Looking back on the events of 2007-9, it’s easy to lose track of the various assistance programs instituted by our financial regulators.
For instance, there were at least 14 different Federal Reserve programs created. A lot of criticisms can be leveled against those programs, but at least they had some basis in law. The Federal Deposit Insurance Corporation, by constrast, created a couple of programs out of thin air, without any statutory authority.
One of those was the Transaction Account Guarantee (TAG) program. Under TAG, the usual cap on per-account deposit insurance (currently $250,000) is lifted if the account pays no interest. In today’s interest rate environment, it’s not hard for banks to offer zero-interest deposit accounts.
By the end of the first quarter of 2012, the TAG program backed over $1.5 trillion in deposits, accounting for much of the increase in insured U.S. deposits, from just under $5 trillion in Q1 2009 to over $7 trillion Q1 2012. Most of the program is concentrated in the largest banks. The 19 largest banks, each with assets in excess of $100 billion, hold two-thirds of TAG deposits, more than the remaining 7,288 U.S. banks combined. Perhaps even more shocking is that the average TAG account is for over $2 million.
Maybe it’s just the circles I travel in, but I don’t know anyone with over $2 million in bank deposits. This is a massive handout to the banks, businesses, and wealthy individuals.
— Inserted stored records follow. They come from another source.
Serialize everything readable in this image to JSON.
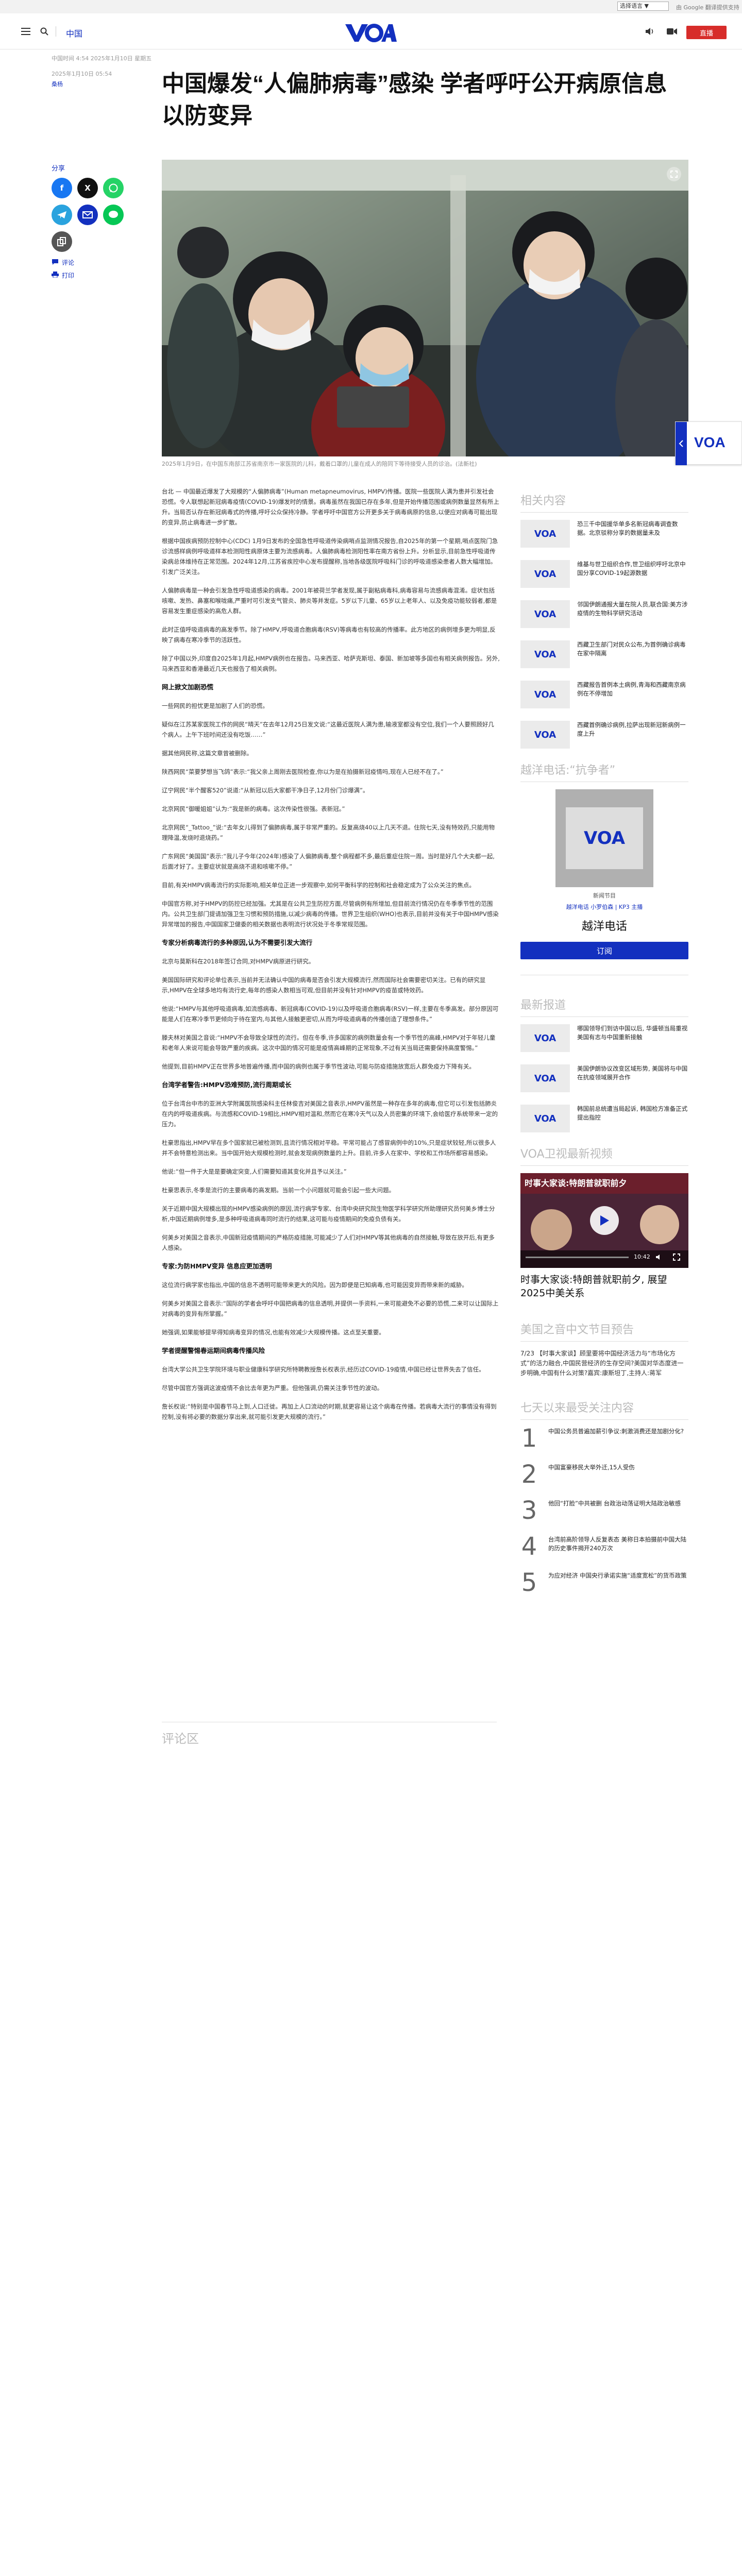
{
  "topbar": {
    "lang_select": "选择语言 ▼",
    "google_credit": "由 Google 翻译提供支持"
  },
  "header": {
    "nav_label": "中国",
    "live_label": "直播"
  },
  "article": {
    "dateline": "中国时间 4:54 2025年1月10日 星期五",
    "date": "2025年1月10日 05:54",
    "author": "桑杨",
    "title": "中国爆发“人偏肺病毒”感染 学者呼吁公开病原信息以防变异",
    "share_label": "分享",
    "comments_link": "评论",
    "print_link": "打印",
    "caption": "2025年1月9日，在中国东南部江苏省南京市一家医院的儿科，戴着口罩的儿童在成人的陪同下等待接受人员的诊治。(法新社)",
    "paragraphs": [
      "台北 — 中国最近爆发了大规模的“人偏肺病毒”(Human metapneumovirus, HMPV)传播。医院一些医院人满为患并引发社会恐慌。令人联想起新冠病毒疫情(COVID-19)爆发时的情景。病毒虽然在我国已存在多年,但是开始传播范围或病例数量显然有所上升。当局否认存在新冠病毒式的传播,呼吁公众保持冷静。学者呼吁中国官方公开更多关于病毒病原的信息,以便应对病毒可能出现的变异,防止病毒进一步扩散。",
      "根据中国疾病预防控制中心(CDC) 1月9日发布的全国急性呼吸道传染病哨点监测情况报告,自2025年的第一个星期,哨点医院门急诊流感样病例呼吸道样本检测阳性病原体主要为流感病毒。人偏肺病毒检测阳性率在南方省份上升。分析显示,目前急性呼吸道传染病总体维持在正常范围。2024年12月,江苏省疾控中心发布提醒称,当地各级医院呼吸科门诊的呼吸道感染患者人数大幅增加。引发广泛关注。",
      "人偏肺病毒是一种会引发急性呼吸道感染的病毒。2001年被荷兰学者发现,属于副粘病毒科,病毒容易与流感病毒混淆。症状包括咳嗽、发热、鼻塞和喉咙痛,严重时可引发支气管炎、肺炎等并发症。5岁以下儿童、65岁以上老年人、以及免疫功能较弱者,都是容易发生重症感染的高危人群。",
      "此时正值呼吸道病毒的高发季节。除了HMPV,呼吸道合胞病毒(RSV)等病毒也有较高的传播率。此方地区的病例增多更为明显,反映了病毒在寒冷季节的活跃性。",
      "除了中国以外,印度自2025年1月起,HMPV病例也在报告。马来西亚、哈萨克斯坦、泰国、新加坡等多国也有相关病例报告。另外,马来西亚和香港最近几天也报告了相关病例。",
      "一些网民的担忧更是加剧了人们的恐慌。",
      "疑似在江苏某家医院工作的网民“晴天”在去年12月25日发文说:“这最近医院人满为患,输液室都没有空位,我们一个人要照顾好几个病人。上午下班时间还没有吃饭……”",
      "据其他网民称,这篇文章曾被删除。",
      "陕西网民“菜要梦想当飞鸽”表示:“我父亲上周刚去医院检查,你以为是在拍摄新冠疫情吗,现在人已经不在了。”",
      "辽宁网民“半个醒客520”说道:“从新冠以后大家都干净日子,12月份门诊爆满”。",
      "北京网民“御暖姐姐”认为:“我是新的病毒。这次传染性很强。表新冠。”",
      "北京网民“_Tattoo_”说:“去年女儿得到了偏肺病毒,属于非常严重的。反复高烧40以上几天不退。住院七天,没有特效药,只能用物理降温,发烧时退烧药。”",
      "广东网民“美国国”表示:“我儿子今年(2024年)感染了人偏肺病毒,整个病程都不多,最后重症住院一周。当时是好几个大夫都一起,后面才好了。主要症状就是高烧不退和咳嗽不停。”",
      "目前,有关HMPV病毒流行的实际影响,相关单位正进一步观察中,如何平衡科学的控制和社会稳定成为了公众关注的焦点。",
      "中国官方称,对于HMPV的防控已经加强。尤其是在公共卫生防控方面,尽管病例有所增加,但目前流行情况仍在冬季季节性的范围内。公共卫生部门提请加强卫生习惯和预防措施,以减少病毒的传播。世界卫生组织(WHO)也表示,目前并没有关于中国HMPV感染异常增加的报告,中国国家卫健委的相关数据也表明流行状况处于冬季常规范围。",
      "北京与莫斯科在2018年签订合同,对HMPV病原进行研究。",
      "美国国际研究和评论单位表示,当前并无法确认中国的病毒是否会引发大规模流行,然而国际社会需要密切关注。已有的研究显示,HMPV在全球多地均有流行史,每年的感染人数相当可观,但目前并没有针对HMPV的疫苗或特效药。",
      "他说:“HMPV与其他呼吸道病毒,如流感病毒、新冠病毒(COVID-19)以及呼吸道合胞病毒(RSV)一样,主要在冬季高发。部分原因可能是人们在寒冷季节更倾向于待在室内,与其他人接触更密切,从而为呼吸道病毒的传播创造了理想条件。”",
      "滕夫林对美国之音说:“HMPV不会导致全球性的流行。但在冬季,许多国家的病例数量会有一个季节性的高峰,HMPV对于年轻儿童和老年人来说可能会导致严重的疾病。这次中国的情况可能是疫情高峰期的正常现象,不过有关当局还需要保持高度警惕。”",
      "他提到,目前HMPV正在世界多地普遍传播,而中国的病例也属于季节性波动,可能与防疫措施放宽后人群免疫力下降有关。",
      "位于台湾台中市的亚洲大学附属医院感染科主任林俊吉对美国之音表示,HMPV虽然是一种存在多年的病毒,但它可以引发包括肺炎在内的呼吸道疾病。与流感和COVID-19相比,HMPV相对温和,然而它在寒冷天气以及人员密集的环境下,会给医疗系统带来一定的压力。",
      "杜豪思指出,HMPV早在多个国家就已被检测到,且流行情况相对平稳。平常可能占了感冒病例中的10%,只是症状较轻,所以很多人并不会特意检测出来。当中国开始大规模检测时,就会发现病例数量的上升。目前,许多人在家中、学校和工作场所都容易感染。",
      "他说:“但一件于大是是要确定突变,人们需要知道其变化并且予以关注。”",
      "杜豪思表示,冬季是流行的主要病毒的高发期。当前一个小问题就可能会引起一些大问题。",
      "关于近期中国大规模出现的HMPV感染病例的原因,流行病学专家、台湾中央研究院生物医学科学研究所助理研究员何美乡博士分析,中国近期病例增多,是多种呼吸道病毒同时流行的结果,这可能与疫情期间的免疫负债有关。",
      "何美乡对美国之音表示,中国新冠疫情期间的严格防疫措施,可能减少了人们对HMPV等其他病毒的自然接触,导致在放开后,有更多人感染。",
      "这位流行病学家也指出,中国的信息不透明可能带来更大的风险。因为即便是已知病毒,也可能因变异而带来新的威胁。",
      "何美乡对美国之音表示:“国际的学者会呼吁中国把病毒的信息透明,并提供一手资料,一来可能避免不必要的恐慌,二来可以让国际上对病毒的变异有所掌握。”",
      "她强调,如果能够提早得知病毒变异的情况,也能有效减少大规模传播。这点至关重要。",
      "台湾大学公共卫生学院环境与职业健康科学研究所特聘教授詹长权表示,经历过COVID-19疫情,中国已经让世界失去了信任。",
      "尽管中国官方强调这波疫情不会比去年更为严重。但他强调,仍需关注季节性的波动。",
      "詹长权说:“特别是中国春节马上到,人口迁徙。再加上人口流动的时期,就更容易让这个病毒在传播。若病毒大流行的事情没有得到控制,没有将必要的数据分享出来,就可能引发更大规模的流行。”"
    ],
    "subheads": [
      "网上掀文加剧恐慌",
      "专家分析病毒流行的多种原因,认为不需要引发大流行",
      "台湾学者警告:HMPV恐难预防,流行周期或长",
      "专家:为防HMPV变异 信息应更加透明",
      "学者提醒警惕春运期间病毒传播风险"
    ],
    "comments_heading": "评论区"
  },
  "rail": {
    "related_heading": "相关内容",
    "related": [
      "恐三千中国援华单多名新冠病毒调查数据。北京驳称分享的数据量未及",
      "维基与世卫组织合作,世卫组织呼吁北京中国分享COVID-19起源数据",
      "邻国伊朗通报大量在院人员,联合国:美方涉疫情的生物科学研究活动",
      "西藏卫生部门对民众公布,为首例确诊病毒在家中隔离",
      "西藏报告首例本土病例,青海和西藏南京病例在不停增加",
      "西藏首例确诊病例,拉萨出现新冠新病例一度上升"
    ],
    "podcast_heading": "越洋电话:“抗争者”",
    "podcast_thumb": "新闻节目",
    "podcast_hosts": "越洋电话 小罗伯森 | KP3 主播",
    "podcast_name": "越洋电话",
    "subscribe": "订阅",
    "latest_heading": "最新报道",
    "latest": [
      "哪国领导们到访中国以后, 华盛顿当局重视美国有志与中国重新接触",
      "美国伊朗协议改变区域形势, 美国将与中国在抗疫领域展开合作",
      "韩国前总统遭当局起诉, 韩国检方准备正式提出指控"
    ],
    "video_heading": "VOA卫视最新视频",
    "video_overlay": "时事大家谈:特朗普就职前夕",
    "video_time": "10:42",
    "video_title": "时事大家谈:特朗普就职前夕, 展望2025中美关系",
    "preview_heading": "美国之音中文节目预告",
    "preview_text": "7/23 【时事大家谈】顾里要将中国经济活力与“市场化方式”的活力融合,中国民营经济的生存空间?美国对华态度进一步明确,中国有什么对策?嘉宾:康斯坦丁,主持人:蒋军",
    "popular_heading": "七天以来最受关注内容",
    "popular": [
      {
        "num": "1",
        "text": "中国公务员普遍加薪引争议:刺激消费还是加剧分化?"
      },
      {
        "num": "2",
        "text": "中国富豪移民大举外迁,15人受伤"
      },
      {
        "num": "3",
        "text": "他回“打脸”中共被删 台政治动荡证明大陆政治敏感"
      },
      {
        "num": "4",
        "text": "台湾前高阶领导人反复表态 美称日本拍摄前中国大陆的历史事件揭开240万次"
      },
      {
        "num": "5",
        "text": "为应对经济 中国央行承诺实施“适度宽松”的货币政策"
      }
    ]
  },
  "colors": {
    "brand": "#1330bf",
    "live": "#d72c2a"
  }
}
Given that there are actual systems of private deposit insurance in the United States (for one example, see here), TAG is not only a government giveaway, but an unnecessary one at that.
Instead of letting the program expire (or better yet, punishing the FDIC for its illegal behavior), Section 343 of the Dodd-Frank Act extends TAG until January 1, 2013. But as the Federal Reserve Bank of St. Louis points out out, “The TAG program has lost money because current premiums have not covered the losses the FDIC has incurred when a bank fails and the agency has to pay out deposits in excess of the $250,000 coverage limit.”
Despite the losses, the banking industry is lobbying for the extension of TAG. If we are ever to restore market discipline to the banking industry and end the bailouts, Congress would be wise to let TAG expire.